Aizuchi are frequently misinterpreted by non-native speakers as the listener showing agreement or fully comprehending what is being said.
Common aizuchi include:
- "hai", "ee", or "un" (yes, with varying degrees of formality)
- "sō desu ne" (I see.)
- "sō desu ka" (is that so?)
- "hontō", "honto", "hontō ni", "maji", or (in Kansai) "honma" (really)
- "naruhodo" (I see, that's right)
These can be compared to English "yeah, yeah", "yeah, ok", "got it", "yep", "uhuh" or "go on", but are more pronounced and important in Japanese.
Business relations in particular can be hampered by non-native speakers assuming that their Japanese counterparts have been agreeing to their suggestions all along, when in reality the Japanese have only been saying that they follow or understand the suggestions – "got it", not "agreed".
Aizuchi can also take the form of so-called echo questions, which consist of a noun plus "desu ka". After Speaker A asks a question, Speaker B may repeat a key noun followed by "desu ka" to confirm what Speaker A was talking about or simply to keep communication open while Speaker B thinks of an answer. A rough English analog would be "A ..., you say?", as in: "So I bought this new car"; reply: "A car, you say?".

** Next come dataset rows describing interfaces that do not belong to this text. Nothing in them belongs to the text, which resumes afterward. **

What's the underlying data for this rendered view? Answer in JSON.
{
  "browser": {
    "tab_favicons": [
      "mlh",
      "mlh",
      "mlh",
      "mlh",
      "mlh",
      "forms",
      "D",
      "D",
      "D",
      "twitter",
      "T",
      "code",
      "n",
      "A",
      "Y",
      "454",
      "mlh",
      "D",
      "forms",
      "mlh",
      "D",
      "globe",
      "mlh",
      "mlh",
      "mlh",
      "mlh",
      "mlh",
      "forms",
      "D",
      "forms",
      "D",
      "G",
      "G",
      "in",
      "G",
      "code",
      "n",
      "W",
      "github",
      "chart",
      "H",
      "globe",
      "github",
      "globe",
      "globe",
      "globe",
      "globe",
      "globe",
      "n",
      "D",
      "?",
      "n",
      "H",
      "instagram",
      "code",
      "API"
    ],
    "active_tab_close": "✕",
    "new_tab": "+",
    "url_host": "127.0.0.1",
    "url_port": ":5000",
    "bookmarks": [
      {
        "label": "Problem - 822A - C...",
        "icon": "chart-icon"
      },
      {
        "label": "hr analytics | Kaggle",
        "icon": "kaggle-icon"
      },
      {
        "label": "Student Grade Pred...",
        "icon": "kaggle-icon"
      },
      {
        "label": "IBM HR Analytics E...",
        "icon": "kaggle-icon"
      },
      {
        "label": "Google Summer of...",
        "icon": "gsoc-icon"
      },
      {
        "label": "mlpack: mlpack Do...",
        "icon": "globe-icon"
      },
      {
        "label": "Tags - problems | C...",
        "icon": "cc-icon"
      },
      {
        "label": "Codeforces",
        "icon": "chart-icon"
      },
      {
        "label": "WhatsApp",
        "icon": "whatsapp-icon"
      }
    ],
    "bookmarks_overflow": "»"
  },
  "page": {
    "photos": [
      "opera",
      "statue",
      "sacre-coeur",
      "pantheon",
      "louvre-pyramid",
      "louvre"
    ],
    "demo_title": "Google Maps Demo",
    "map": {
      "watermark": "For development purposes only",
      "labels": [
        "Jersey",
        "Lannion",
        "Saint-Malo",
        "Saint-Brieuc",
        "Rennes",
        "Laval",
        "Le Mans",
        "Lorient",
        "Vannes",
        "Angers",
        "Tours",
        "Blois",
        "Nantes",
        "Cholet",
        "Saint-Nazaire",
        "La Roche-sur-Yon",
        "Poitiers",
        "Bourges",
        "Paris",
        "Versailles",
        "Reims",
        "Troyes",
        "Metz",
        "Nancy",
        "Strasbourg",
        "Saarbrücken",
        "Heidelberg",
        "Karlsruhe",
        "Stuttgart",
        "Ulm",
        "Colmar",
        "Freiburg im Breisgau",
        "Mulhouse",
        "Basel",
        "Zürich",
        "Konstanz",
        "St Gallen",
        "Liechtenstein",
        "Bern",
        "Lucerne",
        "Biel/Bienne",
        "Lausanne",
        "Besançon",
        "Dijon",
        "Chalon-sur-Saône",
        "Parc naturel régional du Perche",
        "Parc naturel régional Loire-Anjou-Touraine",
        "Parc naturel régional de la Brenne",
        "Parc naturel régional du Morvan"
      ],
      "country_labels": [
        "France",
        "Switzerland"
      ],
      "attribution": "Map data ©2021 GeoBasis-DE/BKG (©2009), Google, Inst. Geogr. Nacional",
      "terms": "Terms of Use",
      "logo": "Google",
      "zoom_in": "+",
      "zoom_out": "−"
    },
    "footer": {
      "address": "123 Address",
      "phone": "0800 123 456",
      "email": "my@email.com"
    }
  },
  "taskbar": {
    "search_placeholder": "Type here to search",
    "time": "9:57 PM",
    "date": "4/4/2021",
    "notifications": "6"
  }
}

- Nodding, Aizuchi, and Final Particles in Japanese Conversation, Volume 39, Issue 7, July 2007, Pages 1242-1254, Journal of Pragmatics